▶ **Task objective**: Produce a faithful copy of the data, one that leaves out the pictures.
------------------------------
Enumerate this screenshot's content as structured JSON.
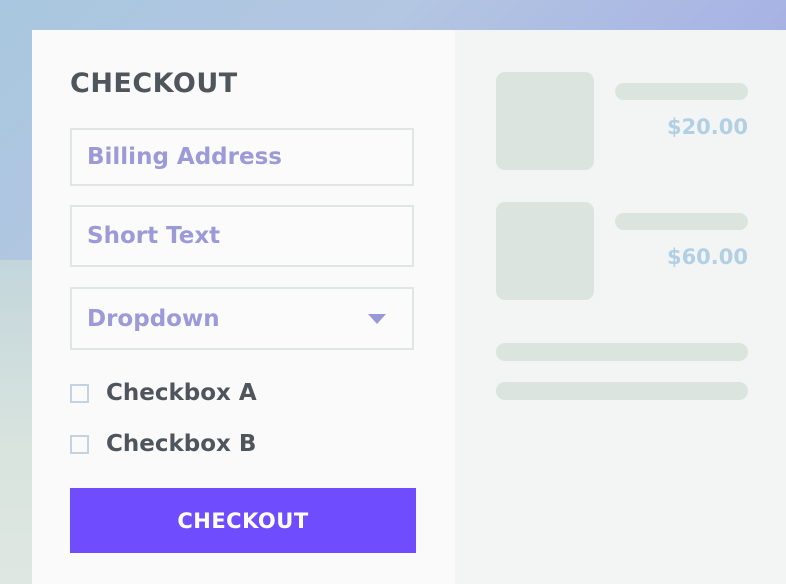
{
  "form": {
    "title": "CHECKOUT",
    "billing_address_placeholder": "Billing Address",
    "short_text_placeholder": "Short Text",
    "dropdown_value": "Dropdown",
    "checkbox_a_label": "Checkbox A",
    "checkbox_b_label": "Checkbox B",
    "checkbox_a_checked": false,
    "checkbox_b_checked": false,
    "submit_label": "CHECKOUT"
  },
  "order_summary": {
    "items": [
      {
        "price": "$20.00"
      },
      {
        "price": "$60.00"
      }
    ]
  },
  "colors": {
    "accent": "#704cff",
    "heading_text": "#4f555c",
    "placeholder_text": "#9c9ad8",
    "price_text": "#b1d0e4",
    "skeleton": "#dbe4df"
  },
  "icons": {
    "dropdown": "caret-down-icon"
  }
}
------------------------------
▶ **Written answer**:
Enumerate this screenshot's content as structured JSON.
{
  "form": {
    "title": "CHECKOUT",
    "billing_address_placeholder": "Billing Address",
    "short_text_placeholder": "Short Text",
    "dropdown_value": "Dropdown",
    "checkbox_a_label": "Checkbox A",
    "checkbox_b_label": "Checkbox B",
    "checkbox_a_checked": false,
    "checkbox_b_checked": false,
    "submit_label": "CHECKOUT"
  },
  "order_summary": {
    "items": [
      {
        "price": "$20.00"
      },
      {
        "price": "$60.00"
      }
    ]
  },
  "colors": {
    "accent": "#704cff",
    "heading_text": "#4f555c",
    "placeholder_text": "#9c9ad8",
    "price_text": "#b1d0e4",
    "skeleton": "#dbe4df"
  },
  "icons": {
    "dropdown": "caret-down-icon"
  }
}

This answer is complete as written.